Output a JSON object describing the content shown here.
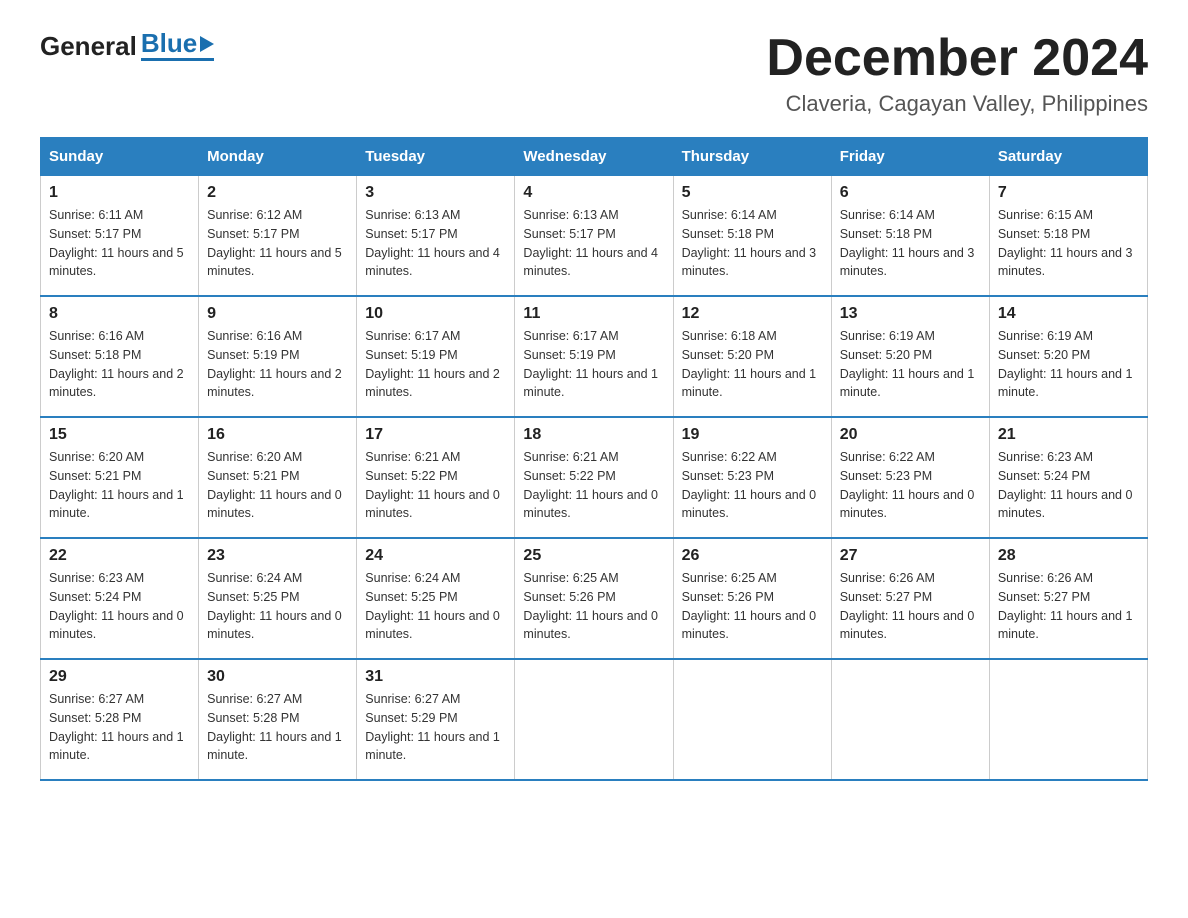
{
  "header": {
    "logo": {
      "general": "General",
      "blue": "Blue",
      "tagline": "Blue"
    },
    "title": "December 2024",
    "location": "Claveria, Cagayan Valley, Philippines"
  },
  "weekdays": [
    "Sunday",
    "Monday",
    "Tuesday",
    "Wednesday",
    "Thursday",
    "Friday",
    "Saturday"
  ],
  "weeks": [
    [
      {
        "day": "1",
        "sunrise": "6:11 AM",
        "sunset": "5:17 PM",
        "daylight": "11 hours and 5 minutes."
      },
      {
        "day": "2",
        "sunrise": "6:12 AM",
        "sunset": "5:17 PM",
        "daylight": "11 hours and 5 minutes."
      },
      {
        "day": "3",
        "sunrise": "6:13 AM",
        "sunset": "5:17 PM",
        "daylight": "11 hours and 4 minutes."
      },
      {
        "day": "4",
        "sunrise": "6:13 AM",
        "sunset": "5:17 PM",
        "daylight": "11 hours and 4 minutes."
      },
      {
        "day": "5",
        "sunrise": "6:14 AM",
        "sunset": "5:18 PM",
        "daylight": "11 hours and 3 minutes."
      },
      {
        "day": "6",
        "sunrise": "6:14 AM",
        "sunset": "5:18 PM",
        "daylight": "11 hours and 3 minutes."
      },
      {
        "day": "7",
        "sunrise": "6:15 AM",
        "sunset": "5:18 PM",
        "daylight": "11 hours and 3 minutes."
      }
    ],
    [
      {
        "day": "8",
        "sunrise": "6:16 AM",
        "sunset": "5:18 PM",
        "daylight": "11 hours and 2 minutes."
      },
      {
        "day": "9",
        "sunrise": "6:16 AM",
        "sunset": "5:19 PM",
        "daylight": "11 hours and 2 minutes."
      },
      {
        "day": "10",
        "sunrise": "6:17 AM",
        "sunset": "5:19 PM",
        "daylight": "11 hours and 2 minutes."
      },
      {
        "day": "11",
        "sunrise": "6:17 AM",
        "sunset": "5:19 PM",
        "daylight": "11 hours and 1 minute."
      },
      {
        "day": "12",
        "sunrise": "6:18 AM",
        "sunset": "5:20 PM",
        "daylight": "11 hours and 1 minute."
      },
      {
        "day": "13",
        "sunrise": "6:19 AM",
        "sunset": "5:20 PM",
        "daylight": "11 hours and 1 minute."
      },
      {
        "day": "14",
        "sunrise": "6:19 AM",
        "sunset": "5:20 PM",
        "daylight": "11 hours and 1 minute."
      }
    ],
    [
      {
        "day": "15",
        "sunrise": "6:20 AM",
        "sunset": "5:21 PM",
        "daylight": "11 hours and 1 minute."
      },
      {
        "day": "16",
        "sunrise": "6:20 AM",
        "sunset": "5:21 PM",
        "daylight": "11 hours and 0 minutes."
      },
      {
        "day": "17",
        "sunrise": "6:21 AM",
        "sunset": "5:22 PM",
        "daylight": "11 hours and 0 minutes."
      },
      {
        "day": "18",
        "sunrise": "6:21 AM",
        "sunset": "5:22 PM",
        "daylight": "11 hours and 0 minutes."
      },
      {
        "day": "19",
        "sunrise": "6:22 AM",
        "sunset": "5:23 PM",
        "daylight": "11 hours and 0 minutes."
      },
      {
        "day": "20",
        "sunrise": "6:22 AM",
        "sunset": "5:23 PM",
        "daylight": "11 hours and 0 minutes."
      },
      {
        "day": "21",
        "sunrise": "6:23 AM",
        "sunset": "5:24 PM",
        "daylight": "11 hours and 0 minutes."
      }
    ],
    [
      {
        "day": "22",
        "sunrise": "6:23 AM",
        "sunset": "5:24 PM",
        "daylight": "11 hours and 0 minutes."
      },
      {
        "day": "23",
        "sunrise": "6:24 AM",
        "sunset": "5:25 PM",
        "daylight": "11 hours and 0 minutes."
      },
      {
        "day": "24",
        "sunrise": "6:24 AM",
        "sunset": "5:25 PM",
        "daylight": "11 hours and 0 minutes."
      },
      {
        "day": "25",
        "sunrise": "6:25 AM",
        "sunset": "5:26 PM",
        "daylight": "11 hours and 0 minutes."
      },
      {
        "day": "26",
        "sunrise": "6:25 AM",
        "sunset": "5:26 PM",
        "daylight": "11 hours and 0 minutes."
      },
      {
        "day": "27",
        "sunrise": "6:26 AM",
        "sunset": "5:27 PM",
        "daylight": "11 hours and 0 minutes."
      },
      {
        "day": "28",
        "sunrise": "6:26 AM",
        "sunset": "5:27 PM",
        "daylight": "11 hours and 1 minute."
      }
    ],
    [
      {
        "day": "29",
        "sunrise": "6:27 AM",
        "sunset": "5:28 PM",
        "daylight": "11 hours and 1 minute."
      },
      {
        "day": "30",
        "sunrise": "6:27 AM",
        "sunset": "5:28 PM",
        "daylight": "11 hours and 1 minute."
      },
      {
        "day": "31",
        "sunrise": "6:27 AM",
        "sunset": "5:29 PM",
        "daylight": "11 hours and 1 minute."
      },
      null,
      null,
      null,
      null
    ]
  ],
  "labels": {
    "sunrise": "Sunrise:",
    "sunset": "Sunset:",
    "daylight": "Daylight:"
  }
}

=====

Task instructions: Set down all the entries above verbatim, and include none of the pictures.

Result of the task:
Output a JSON object describing the content shown here.
{
  "header": {
    "logo": {
      "general": "General",
      "blue": "Blue",
      "tagline": "Blue"
    },
    "title": "December 2024",
    "location": "Claveria, Cagayan Valley, Philippines"
  },
  "weekdays": [
    "Sunday",
    "Monday",
    "Tuesday",
    "Wednesday",
    "Thursday",
    "Friday",
    "Saturday"
  ],
  "weeks": [
    [
      {
        "day": "1",
        "sunrise": "6:11 AM",
        "sunset": "5:17 PM",
        "daylight": "11 hours and 5 minutes."
      },
      {
        "day": "2",
        "sunrise": "6:12 AM",
        "sunset": "5:17 PM",
        "daylight": "11 hours and 5 minutes."
      },
      {
        "day": "3",
        "sunrise": "6:13 AM",
        "sunset": "5:17 PM",
        "daylight": "11 hours and 4 minutes."
      },
      {
        "day": "4",
        "sunrise": "6:13 AM",
        "sunset": "5:17 PM",
        "daylight": "11 hours and 4 minutes."
      },
      {
        "day": "5",
        "sunrise": "6:14 AM",
        "sunset": "5:18 PM",
        "daylight": "11 hours and 3 minutes."
      },
      {
        "day": "6",
        "sunrise": "6:14 AM",
        "sunset": "5:18 PM",
        "daylight": "11 hours and 3 minutes."
      },
      {
        "day": "7",
        "sunrise": "6:15 AM",
        "sunset": "5:18 PM",
        "daylight": "11 hours and 3 minutes."
      }
    ],
    [
      {
        "day": "8",
        "sunrise": "6:16 AM",
        "sunset": "5:18 PM",
        "daylight": "11 hours and 2 minutes."
      },
      {
        "day": "9",
        "sunrise": "6:16 AM",
        "sunset": "5:19 PM",
        "daylight": "11 hours and 2 minutes."
      },
      {
        "day": "10",
        "sunrise": "6:17 AM",
        "sunset": "5:19 PM",
        "daylight": "11 hours and 2 minutes."
      },
      {
        "day": "11",
        "sunrise": "6:17 AM",
        "sunset": "5:19 PM",
        "daylight": "11 hours and 1 minute."
      },
      {
        "day": "12",
        "sunrise": "6:18 AM",
        "sunset": "5:20 PM",
        "daylight": "11 hours and 1 minute."
      },
      {
        "day": "13",
        "sunrise": "6:19 AM",
        "sunset": "5:20 PM",
        "daylight": "11 hours and 1 minute."
      },
      {
        "day": "14",
        "sunrise": "6:19 AM",
        "sunset": "5:20 PM",
        "daylight": "11 hours and 1 minute."
      }
    ],
    [
      {
        "day": "15",
        "sunrise": "6:20 AM",
        "sunset": "5:21 PM",
        "daylight": "11 hours and 1 minute."
      },
      {
        "day": "16",
        "sunrise": "6:20 AM",
        "sunset": "5:21 PM",
        "daylight": "11 hours and 0 minutes."
      },
      {
        "day": "17",
        "sunrise": "6:21 AM",
        "sunset": "5:22 PM",
        "daylight": "11 hours and 0 minutes."
      },
      {
        "day": "18",
        "sunrise": "6:21 AM",
        "sunset": "5:22 PM",
        "daylight": "11 hours and 0 minutes."
      },
      {
        "day": "19",
        "sunrise": "6:22 AM",
        "sunset": "5:23 PM",
        "daylight": "11 hours and 0 minutes."
      },
      {
        "day": "20",
        "sunrise": "6:22 AM",
        "sunset": "5:23 PM",
        "daylight": "11 hours and 0 minutes."
      },
      {
        "day": "21",
        "sunrise": "6:23 AM",
        "sunset": "5:24 PM",
        "daylight": "11 hours and 0 minutes."
      }
    ],
    [
      {
        "day": "22",
        "sunrise": "6:23 AM",
        "sunset": "5:24 PM",
        "daylight": "11 hours and 0 minutes."
      },
      {
        "day": "23",
        "sunrise": "6:24 AM",
        "sunset": "5:25 PM",
        "daylight": "11 hours and 0 minutes."
      },
      {
        "day": "24",
        "sunrise": "6:24 AM",
        "sunset": "5:25 PM",
        "daylight": "11 hours and 0 minutes."
      },
      {
        "day": "25",
        "sunrise": "6:25 AM",
        "sunset": "5:26 PM",
        "daylight": "11 hours and 0 minutes."
      },
      {
        "day": "26",
        "sunrise": "6:25 AM",
        "sunset": "5:26 PM",
        "daylight": "11 hours and 0 minutes."
      },
      {
        "day": "27",
        "sunrise": "6:26 AM",
        "sunset": "5:27 PM",
        "daylight": "11 hours and 0 minutes."
      },
      {
        "day": "28",
        "sunrise": "6:26 AM",
        "sunset": "5:27 PM",
        "daylight": "11 hours and 1 minute."
      }
    ],
    [
      {
        "day": "29",
        "sunrise": "6:27 AM",
        "sunset": "5:28 PM",
        "daylight": "11 hours and 1 minute."
      },
      {
        "day": "30",
        "sunrise": "6:27 AM",
        "sunset": "5:28 PM",
        "daylight": "11 hours and 1 minute."
      },
      {
        "day": "31",
        "sunrise": "6:27 AM",
        "sunset": "5:29 PM",
        "daylight": "11 hours and 1 minute."
      },
      null,
      null,
      null,
      null
    ]
  ],
  "labels": {
    "sunrise": "Sunrise:",
    "sunset": "Sunset:",
    "daylight": "Daylight:"
  }
}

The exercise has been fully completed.